British Steel and Tata to Protect Jobs Until 2033 in order to Unlock £600m Funding

It has been revealed that the two biggest steelmakers in Britain will need to protect thousands more jobs over the next decade in order to receive a £600m of state funding to support their plans to decarbonize.

Grant Shapps (business secretary) has informed Tata Steel and British Steel that they must guarantee certain numbers of UK jobs up to 2033 under an agreement to receive £300m in government aid.

British Steel employs approximately 4,000 people in its operations. This includes its Scunthorpe steelmaking plant. India’s Tata employs 3,500 workers at its Port Talbot steelworks in south Wales.

Sky News first reported the job protection request. Sources said that the number and type of jobs that needed to be guaranteed had not been determined. They are currently in discussions with officials. In return for taxpayer funding, a six-month moratorium may be imposed on redundancies.

Ministers have been in discussions with the steel companies about their plans to replace large blastfurnaces by electric arc furnaces, to reduce their carbon footprint.

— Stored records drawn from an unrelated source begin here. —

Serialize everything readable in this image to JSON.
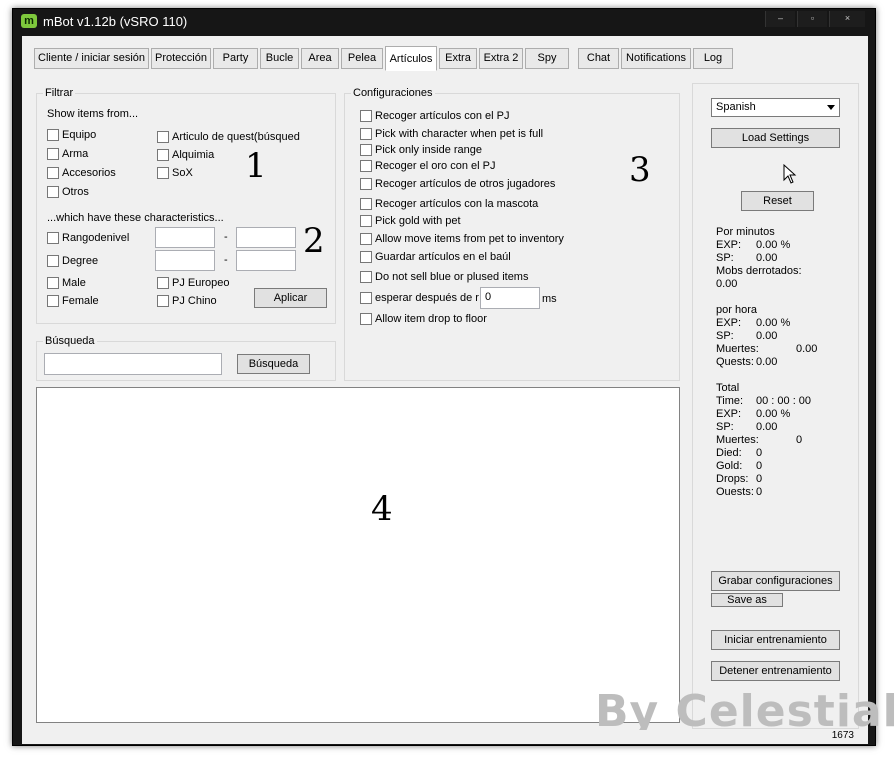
{
  "window": {
    "title": "mBot v1.12b (vSRO 110)",
    "logo_letter": "m",
    "min": "–",
    "max": "▫",
    "close": "×"
  },
  "tabs": [
    "Cliente / iniciar sesión",
    "Protección",
    "Party",
    "Bucle",
    "Area",
    "Pelea",
    "Artículos",
    "Extra",
    "Extra 2",
    "Spy",
    "Chat",
    "Notifications",
    "Log"
  ],
  "active_tab": "Artículos",
  "filtrar": {
    "legend": "Filtrar",
    "show_items_from": "Show items from...",
    "left_items": [
      "Equipo",
      "Arma",
      "Accesorios",
      "Otros"
    ],
    "right_items": [
      "Articulo de quest(búsqued",
      "Alquimia",
      "SoX"
    ],
    "characteristics_label": "...which have these characteristics...",
    "range_items": [
      "Rangodenivel",
      "Degree"
    ],
    "dash": "-",
    "gender_items": [
      "Male",
      "Female"
    ],
    "race_items": [
      "PJ Europeo",
      "PJ Chino"
    ],
    "apply_button": "Aplicar"
  },
  "busqueda": {
    "legend": "Búsqueda",
    "input_value": "",
    "search_button": "Búsqueda"
  },
  "configuraciones": {
    "legend": "Configuraciones",
    "items": [
      "Recoger artículos con el PJ",
      "Pick with character when pet is full",
      "Pick only inside range",
      "Recoger el oro con el PJ",
      "Recoger artículos de otros jugadores",
      "Recoger artículos con la mascota",
      "Pick gold with pet",
      "Allow move items from pet to inventory",
      "Guardar artículos en el baúl",
      "Do not sell blue or plused items",
      "esperar después de r",
      "Allow item drop to floor"
    ],
    "wait_value": "0",
    "wait_unit": "ms"
  },
  "annotations": [
    "1",
    "2",
    "3",
    "4"
  ],
  "right_panel": {
    "language": "Spanish",
    "load_settings": "Load Settings",
    "reset": "Reset",
    "por_minutos": {
      "header": "Por minutos",
      "exp_label": "EXP:",
      "exp_value": "0.00 %",
      "sp_label": "SP:",
      "sp_value": "0.00",
      "mobs_label": "Mobs derrotados:",
      "mobs_value": "0.00"
    },
    "por_hora": {
      "header": "por hora",
      "exp_label": "EXP:",
      "exp_value": "0.00 %",
      "sp_label": "SP:",
      "sp_value": "0.00",
      "muertes_label": "Muertes:",
      "muertes_value": "0.00",
      "quests_label": "Quests:",
      "quests_value": "0.00"
    },
    "total": {
      "header": "Total",
      "time_label": "Time:",
      "time_value": "00 : 00 : 00",
      "exp_label": "EXP:",
      "exp_value": "0.00 %",
      "sp_label": "SP:",
      "sp_value": "0.00",
      "muertes_label": "Muertes:",
      "muertes_value": "0",
      "died_label": "Died:",
      "died_value": "0",
      "gold_label": "Gold:",
      "gold_value": "0",
      "drops_label": "Drops:",
      "drops_value": "0",
      "quests_label": "Ouests:",
      "quests_value": "0"
    },
    "save_config": "Grabar configuraciones",
    "save_as": "Save as",
    "start_training": "Iniciar entrenamiento",
    "stop_training": "Detener entrenamiento"
  },
  "watermark": "By Celestial",
  "status": {
    "count": "1673"
  }
}
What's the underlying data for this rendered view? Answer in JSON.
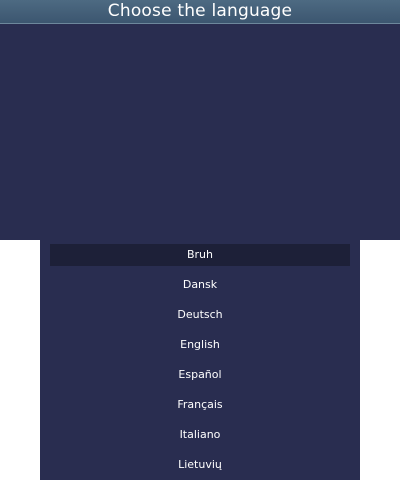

A week ago, it was revealed that Jeremy Hunt, the chancellor of British Steel, is willing to approve a £300m financial assistance package to help reduce its carbon footprint and prevent thousands of job losses. Tata confirmed that it was in negotiations for a similar offer a few days later.

Jingye, a Chinese company, bought British Steel out of liquidation in March 2020. Jingye must commit to investing in British Steel at least £1bn by 2030 and retaining British Steel jobs. Tata will likely need to make an equal commitment.

Talks between steelmakers and ministers drag on for months. Negotiations between the government, British Steel, and British Steel began in October, under the leadership of Jacob Rees Mogg, the former business secretary.

Last month, Shapps and Michael Gove sent a letter to Hunt describing the requirements for any aid package for British Steel. They estimated that the closure of Scunthorpe’s blastfurnaces could cost the region £360m-£640m as well as additional costs to the government in decommissioning other liabilities up to £1bn.

Last summer, Tata had a £1.5bn demand to receive government subsidies. Tata Steel UK (TSUK), which reported its first annual profit since 2009, employs approximately 8,000 people across the country.

For comment, the Department for Business, Energy and Industrial Strategy and Tata Steel were contacted. British Steel declined comment.